In countries where a huge portion of population spends most of their time thinking about how they’ll earn their next meal, and where the “poverty line” is set at a little over a dollar a day, and still close to a 100 million people end up below it, it is quite clear where the priorities lie. The physiological needs of food, water, shelter and so on remain unfulfilled for an appallingly huge portion of the world.
Safety & Security Needs – Money, Health and Crime
For those that don’t have to worry about this, then comes the need for safety and security. And unfortunately again, rates of crime in most parts of the world are so high, that calling any place safe, isn’t quite safe anymore. And so there is that other huge chunk of population that struggles with ensuring their safety, and also their security whether it is financial, or health, and so the millions trying to stay at home and keep safe from the pandemic also fall under this category.
Social Needs – Love, Belonging and Freedom…
Once we go beyond this, just as the pyramid of Maslow’s Hierarchy, we’re now getting into the minority of the world’s population, that is beyond these needs and can focus on the 3rd layer i.e. the need for love and belonging. Now this brings us to a couple of different very topical issues that concern people today – fight against discrimination and the focus on mental health. If you’re lucky enough to have met your physiological and safety needs, you crave for the social needs, and this is where you need love and acceptance to stay emotionally and mentally strong and sane, while you also need a sense of affiliation to a community or religious group or whatever it may be that you choose. And so a lot of the focus on mental health, resilience on one end and discrimination, diversity and equality on the other seems to be most talked about in a certain strata of the society that doesn’t need to worry about the first 2 bits. While this does not take anything away from the seriousness of these issues, it does tell me that you’re partly lucky if you got to the stage where these are the primary issues that concern you.

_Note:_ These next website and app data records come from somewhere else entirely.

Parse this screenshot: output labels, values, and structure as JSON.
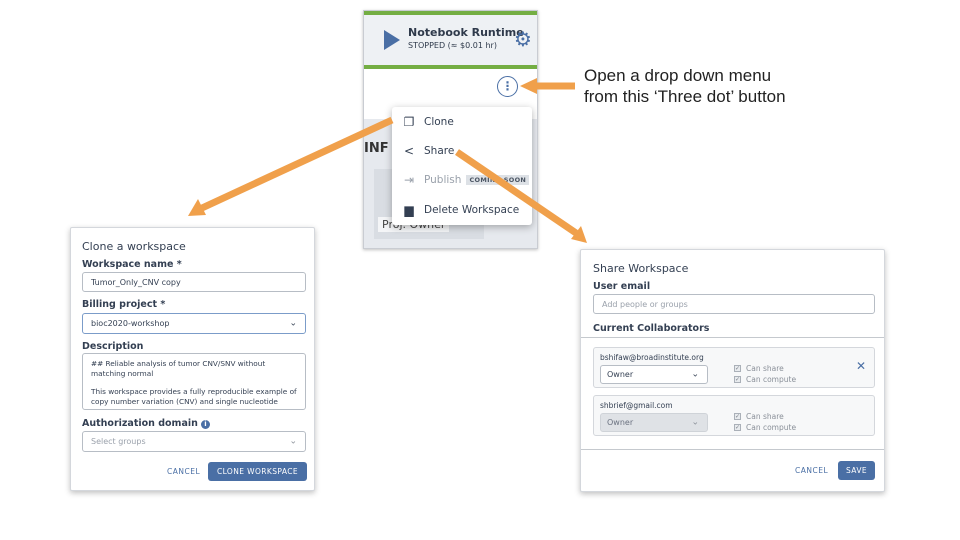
{
  "runtime": {
    "title": "Notebook Runtime",
    "status": "STOPPED (≈ $0.01 hr)",
    "info_label": "INF",
    "proj_owner": "Proj. Owner"
  },
  "menu": {
    "items": [
      {
        "label": "Clone",
        "icon": "clone-icon"
      },
      {
        "label": "Share",
        "icon": "share-icon"
      },
      {
        "label": "Publish",
        "icon": "publish-icon",
        "badge": "COMING SOON"
      },
      {
        "label": "Delete Workspace",
        "icon": "trash-icon"
      }
    ]
  },
  "annotation": {
    "line1": "Open a drop down menu",
    "line2": "from this ‘Three dot’ button"
  },
  "clone_dialog": {
    "title": "Clone a workspace",
    "name_label": "Workspace name *",
    "name_value": "Tumor_Only_CNV copy",
    "billing_label": "Billing project *",
    "billing_value": "bioc2020-workshop",
    "description_label": "Description",
    "description_line1": "## Reliable analysis of tumor CNV/SNV without matching normal",
    "description_line2": "This workspace provides a fully reproducible example of copy number variation (CNV) and single nucleotide",
    "auth_label": "Authorization domain",
    "auth_placeholder": "Select groups",
    "cancel": "CANCEL",
    "confirm": "CLONE WORKSPACE"
  },
  "share_dialog": {
    "title": "Share Workspace",
    "email_label": "User email",
    "email_placeholder": "Add people or groups",
    "collaborators_label": "Current Collaborators",
    "collaborators": [
      {
        "email": "bshifaw@broadinstitute.org",
        "role": "Owner",
        "can_share": "Can share",
        "can_compute": "Can compute"
      },
      {
        "email": "shbrief@gmail.com",
        "role": "Owner",
        "can_share": "Can share",
        "can_compute": "Can compute"
      }
    ],
    "cancel": "CANCEL",
    "save": "SAVE"
  },
  "colors": {
    "accent": "#4a6fa5",
    "arrow": "#f0a04b",
    "runtime_green": "#74ae43"
  }
}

Esteem and Self-Actualization – I’ll reserve for another time…
Beyond this, I probably won’t spend too much time discussing, because if you’re beyond the first three, you’re probably in quite a good place, and are striving to be a better version of a already pretty darn lucky self (and that luck could absolutely be a combination of chance and your own hard work).
And what did I learn from this pretty long rant? That in my mind there is probably a starting point if we are to change the world, and it probably starts at ensuring that each person in the world is well fed and has access to the bare essentials of life. And by this I in no way imply that all the other issues are irrelevant (in fact I do deeply care about them, as you’ll find here), but if some day I do fulfill my dream of starting work towards a social cause, I think I know where my priorities will lie.
2 thoughts on “COVID-19, Racism, Hunger? Social Issues Through Maslow’s Lens”
This is an interesting take.
I would argue though that revolution or mass unrest occurs in developed/well fed Or Developing/rising economies where the benefit of growth is unequally, distributed. By itself revolution is the proliferation of a new idea/ideology and that yearning for a new system/institution happens in prosperous economies when people feel that their economy is growing but they’re not.
This need for participation in a growth does not exist in the poorest of economies, where as you Rightly mentioned putting food on the table is the purpose of life.
French Historian, Alexis de Tocqueville first talked about the concept of revolution Of rising expectations more than Two hundred years ago and more recently James Chowning Davies tried to explain this through a J curve theory.
Hi Ankit – thanks and absolutely there are a variety of different ways to look at this and I’d be lying if I said that this is the one and only way I see it. Indeed a very complex issue that probably has no one right answer. Thanks for sharing the references though and I will surely be keen to read and explore them in detail